Current EU legislation does not contain requirements for exports of GMOs to non-EU countries, so the new rules will provide a common legal framework to regulate such exports. Its principal aim is to help developing countries, or countries with economies in transition, to make informed decisions when importing GMOs.
Environment Commissioner Margot Wallström said, "The agreement confirms the determination of the European Union to fully implement the biosafety protocol as soon as it enters into force. The European Union has been a key player in the international negotiations from the very beginning, and we are now sending a clear signal that we are able to honor our commitments."
Under the new rules, prior consent will be required for import. Exporters will have to await prior written express consent of the authorities in the importing country before proceeding with the first transboundary movement of a GMO intended for deliberate release into the environment. But pharmaceutical products for human use that are addressed by other international agreements or organizations recognized by the EU are excluded from the scope of the new rules.
Access to environmental information will be improved, too. Exporters are requested to keep for five years the notification sent to the authorities in the importing state prior to the first transboundary movement of a GMO. The notification will contain names and contact details of the exporter and importer, and must be copied to the authorities in the EU country from which the GMO is exported, as well as to the European Commission. On request, the Commission will make those copies available to the public.
International Science Council Supports Ag-Bio
The International Council for Science released Tuesday a new overview of GM crops that provides strong support for the use of biotechnology in agriculture. The report, "New Genetics, Food and Agriculture: Scientific Discoveries - Societal Dilemmas," is a synthesis of more than 50 science-based reviews on the risks and benefits of applying new genetic discoveries to food and agriculture.
The report was commissioned by the Advisory Committee on Genetic Experimentation and Biotechnology of ICSU, a global nongovernmental organization of national scientific bodies and international scientific unions, and an active advocate for freedom in the conduct of science.
"This report is based on thorough examination of reviews prepared by national academies of sciences, international organizations and private agencies over the past three years," said author Gabrielle Persley. "We've analyzed key issues, identified areas of scientific convergence and divergence, and highlighted gaps in knowledge that need to be addressed through further research."
In relation to societal concerns about genetically modified foods and other genetically modified organisms, the report addresses what it sees as five key questions: who needs GM foods, whether they are safe to eat, whether they will affect the environment, whether regulations are adequate, and whether they will affect trade. ICSU sees it as a readily available resource tool for scientists, policymakers and other stakeholders.

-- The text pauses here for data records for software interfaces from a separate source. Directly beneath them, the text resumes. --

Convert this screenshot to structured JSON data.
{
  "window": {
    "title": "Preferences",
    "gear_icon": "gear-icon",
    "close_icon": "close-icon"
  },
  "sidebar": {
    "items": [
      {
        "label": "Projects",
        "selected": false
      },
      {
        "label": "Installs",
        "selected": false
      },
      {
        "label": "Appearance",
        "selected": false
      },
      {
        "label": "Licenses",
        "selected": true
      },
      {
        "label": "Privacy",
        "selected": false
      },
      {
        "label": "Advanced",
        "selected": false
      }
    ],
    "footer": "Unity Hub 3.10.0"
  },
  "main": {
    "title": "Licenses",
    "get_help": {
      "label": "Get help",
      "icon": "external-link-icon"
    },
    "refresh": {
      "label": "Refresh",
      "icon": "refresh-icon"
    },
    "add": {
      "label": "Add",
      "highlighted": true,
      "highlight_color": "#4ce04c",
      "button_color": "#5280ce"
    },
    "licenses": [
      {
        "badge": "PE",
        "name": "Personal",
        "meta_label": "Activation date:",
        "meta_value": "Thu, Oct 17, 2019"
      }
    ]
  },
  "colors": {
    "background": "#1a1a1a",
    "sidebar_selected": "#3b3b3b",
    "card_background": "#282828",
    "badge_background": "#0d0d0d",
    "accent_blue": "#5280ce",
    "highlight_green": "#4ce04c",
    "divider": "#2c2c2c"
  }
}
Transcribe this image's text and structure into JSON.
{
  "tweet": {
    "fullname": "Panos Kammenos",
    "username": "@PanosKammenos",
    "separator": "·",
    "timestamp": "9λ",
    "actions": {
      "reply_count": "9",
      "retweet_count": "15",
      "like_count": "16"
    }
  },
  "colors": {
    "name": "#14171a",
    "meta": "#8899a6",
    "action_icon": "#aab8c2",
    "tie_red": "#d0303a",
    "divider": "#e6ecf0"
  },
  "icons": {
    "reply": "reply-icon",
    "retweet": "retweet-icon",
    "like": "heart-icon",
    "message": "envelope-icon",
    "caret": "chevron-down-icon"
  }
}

"ICSU recognizes that the safety and environmental concerns associated with GM foods and GMOs are directly linked to issues of food security and poverty, particularly in emerging economies," said Carthage Smith, deputy executive director of ICSU. "Putting this material into the hands of people around the globe will help them to understand the issues and inform policy development and future research."